Q&A: Online Team Projects

Q: One of my friends is taking online classes. She mentioned she had to do a team project. Why would you do a team project online?

A: Good question! Team projects are among the most beneficial features a school can add to an online class, and they are also some of the most frustrating aspects of Web-based studies.

The positive and negative are the flip sides of the same challenge: connecting with your team. Some of the issues are the same ones teachers face, but shifted to student's shoulders. "I didn't hear back from Joe: Is he still in the class?" "Jane said she'd check in by 10: It is 11 now. What do I do?" And so on. Some of the problems, though, come directly from being online. Meeting face to face, you can get a feel for someone. Do your fellow students feel trustworthy? Will they submit work on time? This is your grade at stake, after all.

Students who connect with their teams have a much better retention rate. You are less likely to drop out if you feel like someone else cares if you're there, if they are counting on you, and if you're part of a team.

You can also learn more from teams. You can learn a lot from teachers (good thing, too), but you learn a lot by working with people at your own level. You can explain and re-explain things to one another, model how you're making connections, and so on. You can provide peer feedback on written assignments. If the assignment is a paper, you get crucial experience in collaborative authorship.

And finally, virtual teams are a growing part of the corporate workplace, as shown by the website Fifth Generation Work - Virtual Organization. As companies go global, workers have to interact across oceans and time zones -- and online team projects give you that practice.

Greg Beatty

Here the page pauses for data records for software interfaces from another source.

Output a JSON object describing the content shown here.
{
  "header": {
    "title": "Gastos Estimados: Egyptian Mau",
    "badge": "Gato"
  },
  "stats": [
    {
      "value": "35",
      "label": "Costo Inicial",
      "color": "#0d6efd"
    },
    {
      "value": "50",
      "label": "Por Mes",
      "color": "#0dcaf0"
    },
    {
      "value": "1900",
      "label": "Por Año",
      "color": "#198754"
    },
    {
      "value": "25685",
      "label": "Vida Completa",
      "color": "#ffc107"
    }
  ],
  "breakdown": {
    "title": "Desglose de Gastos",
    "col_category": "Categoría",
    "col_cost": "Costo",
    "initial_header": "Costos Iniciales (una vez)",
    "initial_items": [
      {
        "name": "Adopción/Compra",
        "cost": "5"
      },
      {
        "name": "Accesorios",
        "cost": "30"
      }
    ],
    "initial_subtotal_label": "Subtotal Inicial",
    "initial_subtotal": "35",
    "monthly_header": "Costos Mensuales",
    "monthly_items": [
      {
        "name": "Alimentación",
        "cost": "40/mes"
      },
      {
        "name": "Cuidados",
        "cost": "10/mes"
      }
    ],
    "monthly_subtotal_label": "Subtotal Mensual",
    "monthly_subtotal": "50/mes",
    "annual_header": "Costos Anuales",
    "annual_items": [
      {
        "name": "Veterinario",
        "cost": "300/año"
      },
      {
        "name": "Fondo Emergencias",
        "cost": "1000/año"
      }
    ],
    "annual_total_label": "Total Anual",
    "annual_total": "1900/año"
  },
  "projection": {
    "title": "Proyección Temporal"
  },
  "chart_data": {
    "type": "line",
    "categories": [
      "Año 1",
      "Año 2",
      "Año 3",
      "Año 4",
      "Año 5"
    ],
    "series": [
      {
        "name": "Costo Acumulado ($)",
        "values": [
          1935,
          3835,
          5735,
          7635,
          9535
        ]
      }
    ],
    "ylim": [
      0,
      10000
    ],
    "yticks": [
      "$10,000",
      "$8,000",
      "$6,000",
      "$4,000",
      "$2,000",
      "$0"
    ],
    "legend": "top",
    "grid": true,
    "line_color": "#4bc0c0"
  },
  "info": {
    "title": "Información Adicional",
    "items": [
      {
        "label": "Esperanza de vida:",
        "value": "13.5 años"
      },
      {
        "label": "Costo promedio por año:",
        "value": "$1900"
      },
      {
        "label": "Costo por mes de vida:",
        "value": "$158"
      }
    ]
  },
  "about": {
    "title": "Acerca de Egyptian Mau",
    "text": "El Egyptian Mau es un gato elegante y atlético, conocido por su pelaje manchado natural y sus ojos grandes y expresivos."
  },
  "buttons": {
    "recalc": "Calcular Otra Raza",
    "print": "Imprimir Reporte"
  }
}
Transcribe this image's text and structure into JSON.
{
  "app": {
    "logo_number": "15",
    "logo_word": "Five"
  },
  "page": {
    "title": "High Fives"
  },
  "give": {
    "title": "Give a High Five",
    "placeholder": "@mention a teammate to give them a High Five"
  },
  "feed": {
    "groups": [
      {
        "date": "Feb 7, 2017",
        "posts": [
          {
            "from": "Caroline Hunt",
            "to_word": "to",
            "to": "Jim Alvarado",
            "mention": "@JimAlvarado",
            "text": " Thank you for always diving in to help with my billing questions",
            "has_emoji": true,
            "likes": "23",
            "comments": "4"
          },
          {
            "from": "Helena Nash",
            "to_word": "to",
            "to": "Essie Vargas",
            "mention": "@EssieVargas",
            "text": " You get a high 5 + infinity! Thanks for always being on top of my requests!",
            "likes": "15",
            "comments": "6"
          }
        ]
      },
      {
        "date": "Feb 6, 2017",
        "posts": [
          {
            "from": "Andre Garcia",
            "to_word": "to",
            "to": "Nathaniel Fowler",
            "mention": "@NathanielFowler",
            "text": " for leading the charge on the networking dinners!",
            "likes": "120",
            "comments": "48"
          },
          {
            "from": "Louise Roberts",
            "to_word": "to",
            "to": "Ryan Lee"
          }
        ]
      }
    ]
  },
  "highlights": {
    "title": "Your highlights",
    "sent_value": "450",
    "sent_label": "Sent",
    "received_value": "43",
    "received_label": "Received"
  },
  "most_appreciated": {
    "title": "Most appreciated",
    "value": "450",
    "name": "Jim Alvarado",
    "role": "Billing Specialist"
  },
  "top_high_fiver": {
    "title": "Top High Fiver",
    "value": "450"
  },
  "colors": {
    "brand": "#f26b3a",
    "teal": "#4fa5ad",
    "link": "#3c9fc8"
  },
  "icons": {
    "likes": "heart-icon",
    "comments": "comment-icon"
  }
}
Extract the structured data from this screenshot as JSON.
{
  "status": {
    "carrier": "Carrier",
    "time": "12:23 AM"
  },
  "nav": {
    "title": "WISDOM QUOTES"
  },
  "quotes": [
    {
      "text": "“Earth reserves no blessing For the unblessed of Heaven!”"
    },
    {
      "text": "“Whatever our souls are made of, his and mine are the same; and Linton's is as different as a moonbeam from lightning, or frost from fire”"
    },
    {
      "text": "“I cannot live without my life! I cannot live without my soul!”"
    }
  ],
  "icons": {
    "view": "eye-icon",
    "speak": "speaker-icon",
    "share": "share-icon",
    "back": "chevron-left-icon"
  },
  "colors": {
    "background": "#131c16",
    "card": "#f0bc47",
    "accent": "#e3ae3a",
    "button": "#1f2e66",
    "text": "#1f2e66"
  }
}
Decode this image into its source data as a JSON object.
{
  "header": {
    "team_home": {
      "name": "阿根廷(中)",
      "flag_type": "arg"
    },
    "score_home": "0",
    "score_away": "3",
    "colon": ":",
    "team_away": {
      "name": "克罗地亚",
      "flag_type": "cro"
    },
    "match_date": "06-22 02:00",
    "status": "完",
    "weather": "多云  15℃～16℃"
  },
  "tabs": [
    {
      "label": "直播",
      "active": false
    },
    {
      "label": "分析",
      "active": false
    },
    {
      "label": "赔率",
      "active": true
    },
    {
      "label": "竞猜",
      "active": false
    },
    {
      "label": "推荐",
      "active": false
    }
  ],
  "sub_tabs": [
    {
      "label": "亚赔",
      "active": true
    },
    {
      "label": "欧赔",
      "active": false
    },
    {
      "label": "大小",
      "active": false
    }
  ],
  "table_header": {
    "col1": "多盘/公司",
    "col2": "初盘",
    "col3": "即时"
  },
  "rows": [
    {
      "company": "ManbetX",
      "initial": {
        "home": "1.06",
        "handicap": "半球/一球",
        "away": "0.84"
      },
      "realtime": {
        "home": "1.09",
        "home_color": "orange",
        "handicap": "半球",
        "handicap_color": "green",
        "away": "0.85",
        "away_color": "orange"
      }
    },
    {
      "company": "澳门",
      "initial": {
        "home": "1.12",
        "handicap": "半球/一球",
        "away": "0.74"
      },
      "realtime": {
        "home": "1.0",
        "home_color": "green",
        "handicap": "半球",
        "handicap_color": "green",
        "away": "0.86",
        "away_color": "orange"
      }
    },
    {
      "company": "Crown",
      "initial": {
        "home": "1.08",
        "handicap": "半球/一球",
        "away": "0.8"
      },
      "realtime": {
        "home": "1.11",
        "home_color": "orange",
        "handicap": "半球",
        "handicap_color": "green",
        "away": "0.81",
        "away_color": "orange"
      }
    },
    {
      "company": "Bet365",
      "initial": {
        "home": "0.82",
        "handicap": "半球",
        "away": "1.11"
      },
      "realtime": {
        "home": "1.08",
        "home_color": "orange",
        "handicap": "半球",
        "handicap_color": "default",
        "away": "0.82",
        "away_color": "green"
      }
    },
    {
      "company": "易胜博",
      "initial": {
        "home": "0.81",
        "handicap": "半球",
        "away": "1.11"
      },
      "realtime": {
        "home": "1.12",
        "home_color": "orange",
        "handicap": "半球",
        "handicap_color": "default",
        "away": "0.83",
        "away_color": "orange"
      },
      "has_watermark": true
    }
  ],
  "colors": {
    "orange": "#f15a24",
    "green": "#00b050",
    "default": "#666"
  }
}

Greg BeattyGreg Beatty has a PhD in English from the University of Iowa and over twenty years experience in higher education. He’s taught everything from standardized test prep courses and freshman orientation and composition courses on up to serving on doctoral committees. He’s taught in the traditional classroom, correspondence courses, online courses, and hybrid courses. He’s developed curriculum for several colleges (sometimes as sole author, sometimes working collaboratively), and served as a textbook manuscript reviewer for Longman. He’s won grants for course development, and awards for his teaching. Greg has mentored new teachers and co-taught workshops on teaching excellence. He’s also served on a range of committees and college advisory boards, and has served as an area chair for humanities.